Copy out each line of the entries below in which the string "price" appears.

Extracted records
────────────────
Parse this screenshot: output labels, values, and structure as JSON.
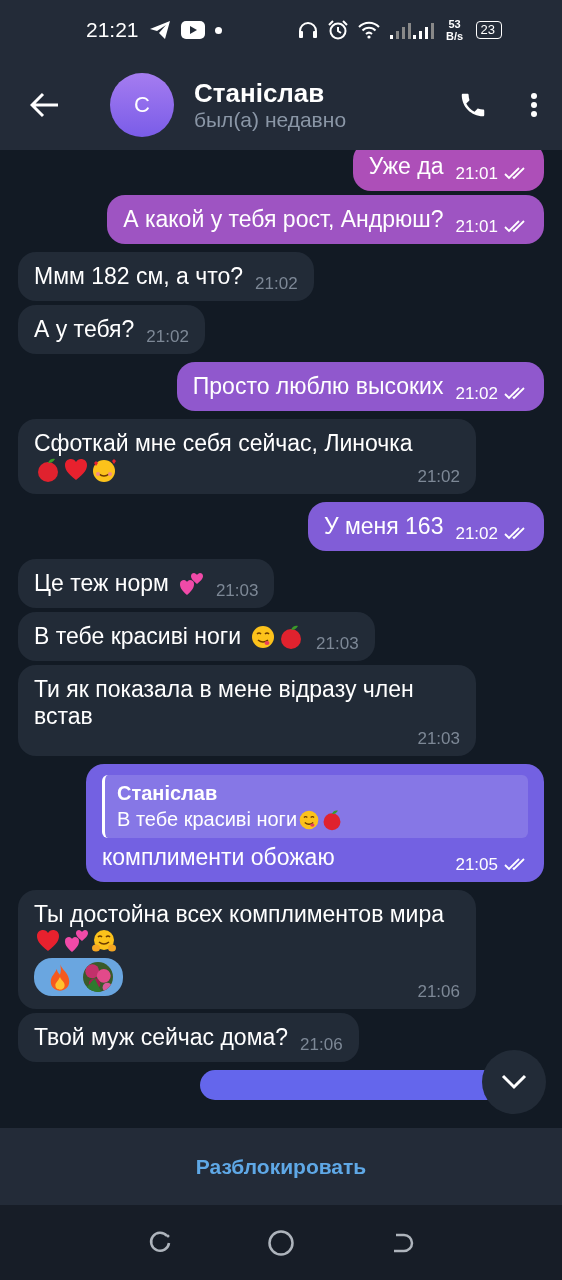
{
  "status_bar": {
    "time": "21:21",
    "net_speed": "53 B/s",
    "battery": "23"
  },
  "header": {
    "avatar_letter": "С",
    "name": "Станіслав",
    "status": "был(а) недавно"
  },
  "messages": [
    {
      "kind": "outgoing",
      "text": "Уже да",
      "time": "21:01",
      "read": true
    },
    {
      "kind": "outgoing",
      "text": "А какой у тебя рост, Андрюш?",
      "time": "21:01",
      "read": true
    },
    {
      "kind": "incoming",
      "text": "Ммм 182 см, а что?",
      "time": "21:02"
    },
    {
      "kind": "incoming",
      "text": "А у тебя?",
      "time": "21:02"
    },
    {
      "kind": "outgoing",
      "text": "Просто люблю высоких",
      "time": "21:02",
      "read": true
    },
    {
      "kind": "incoming",
      "text": "Сфоткай мне себя сейчас, Линочка",
      "emojis": [
        {
          "kind": "apple"
        },
        {
          "kind": "heart"
        },
        {
          "kind": "smile-hearts"
        }
      ],
      "time": "21:02"
    },
    {
      "kind": "outgoing",
      "text": "У меня 163",
      "time": "21:02",
      "read": true
    },
    {
      "kind": "incoming",
      "text": "Це теж норм",
      "emojis": [
        {
          "kind": "two-hearts"
        }
      ],
      "time": "21:03"
    },
    {
      "kind": "incoming",
      "text": "В тебе красиві ноги",
      "emojis": [
        {
          "kind": "yum"
        },
        {
          "kind": "apple"
        }
      ],
      "time": "21:03"
    },
    {
      "kind": "incoming",
      "text": "Ти як показала в мене відразу член встав",
      "time": "21:03"
    },
    {
      "kind": "outgoing",
      "reply": {
        "name": "Станіслав",
        "text": "В тебе красиві ноги",
        "emojis": [
          {
            "kind": "yum"
          },
          {
            "kind": "apple"
          }
        ]
      },
      "text": "комплименти обожаю",
      "time": "21:05",
      "read": true
    },
    {
      "kind": "incoming",
      "text": "Ты достойна всех комплиментов мира",
      "emojis": [
        {
          "kind": "heart"
        },
        {
          "kind": "two-hearts"
        },
        {
          "kind": "hug"
        }
      ],
      "reactions": [
        {
          "kind": "fire"
        },
        {
          "kind": "picture"
        }
      ],
      "time": "21:06"
    },
    {
      "kind": "incoming",
      "text": "Твой муж сейчас дома?",
      "time": "21:06"
    },
    {
      "kind": "partial"
    }
  ],
  "footer": {
    "button": "Разблокировать"
  }
}
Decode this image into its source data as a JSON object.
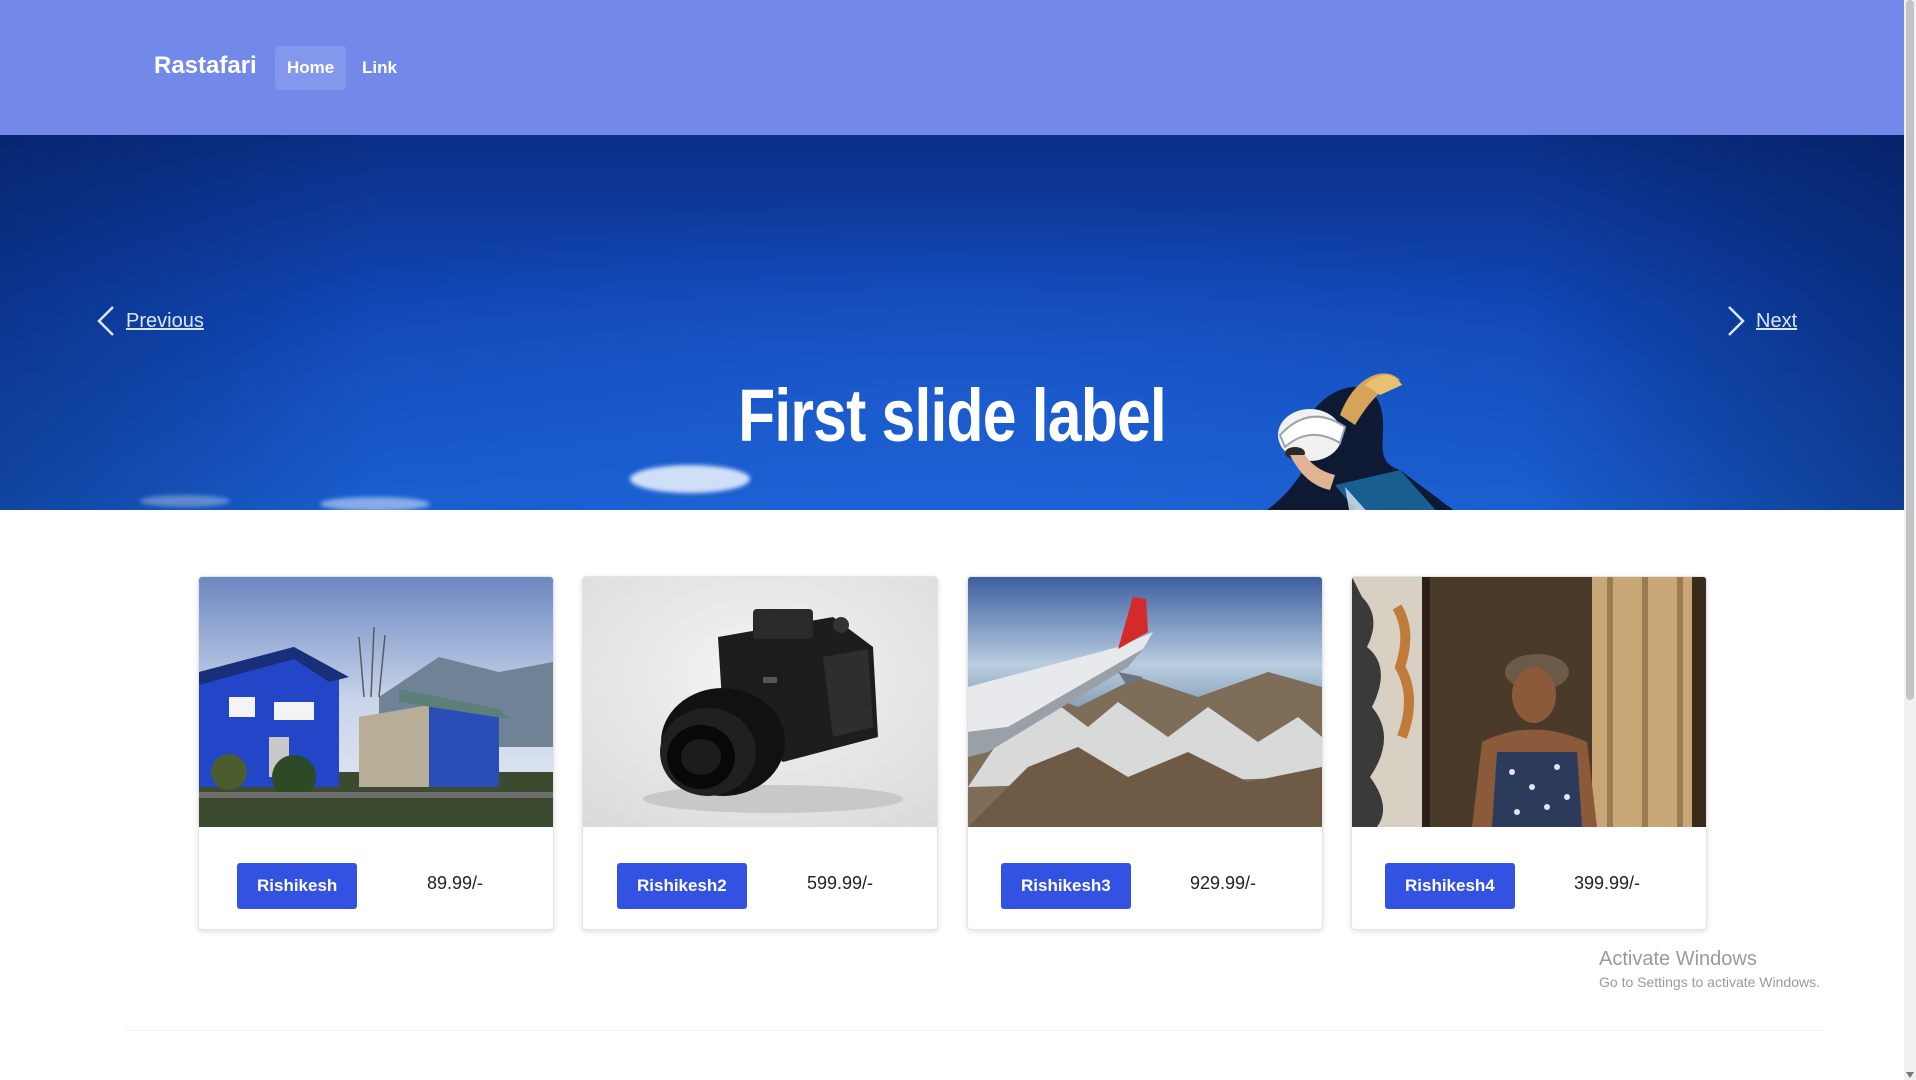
{
  "navbar": {
    "brand": "Rastafari",
    "links": [
      {
        "label": "Home",
        "active": true
      },
      {
        "label": "Link",
        "active": false
      }
    ],
    "background": "#7289ea"
  },
  "carousel": {
    "prev_label": "Previous",
    "next_label": "Next",
    "slide_label": "First slide label"
  },
  "cards": [
    {
      "button_label": "Rishikesh",
      "price": "89.99/-",
      "image": "house-photo"
    },
    {
      "button_label": "Rishikesh2",
      "price": "599.99/-",
      "image": "camera-photo"
    },
    {
      "button_label": "Rishikesh3",
      "price": "929.99/-",
      "image": "airplane-wing-photo"
    },
    {
      "button_label": "Rishikesh4",
      "price": "399.99/-",
      "image": "woman-portrait-photo"
    }
  ],
  "watermark": {
    "title": "Activate Windows",
    "subtitle": "Go to Settings to activate Windows."
  },
  "colors": {
    "accent": "#3452e1",
    "nav": "#7289ea"
  }
}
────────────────
#### ANSWER
      "price": "89.99/-",
      "price": "599.99/-",
      "price": "929.99/-",
      "price": "399.99/-",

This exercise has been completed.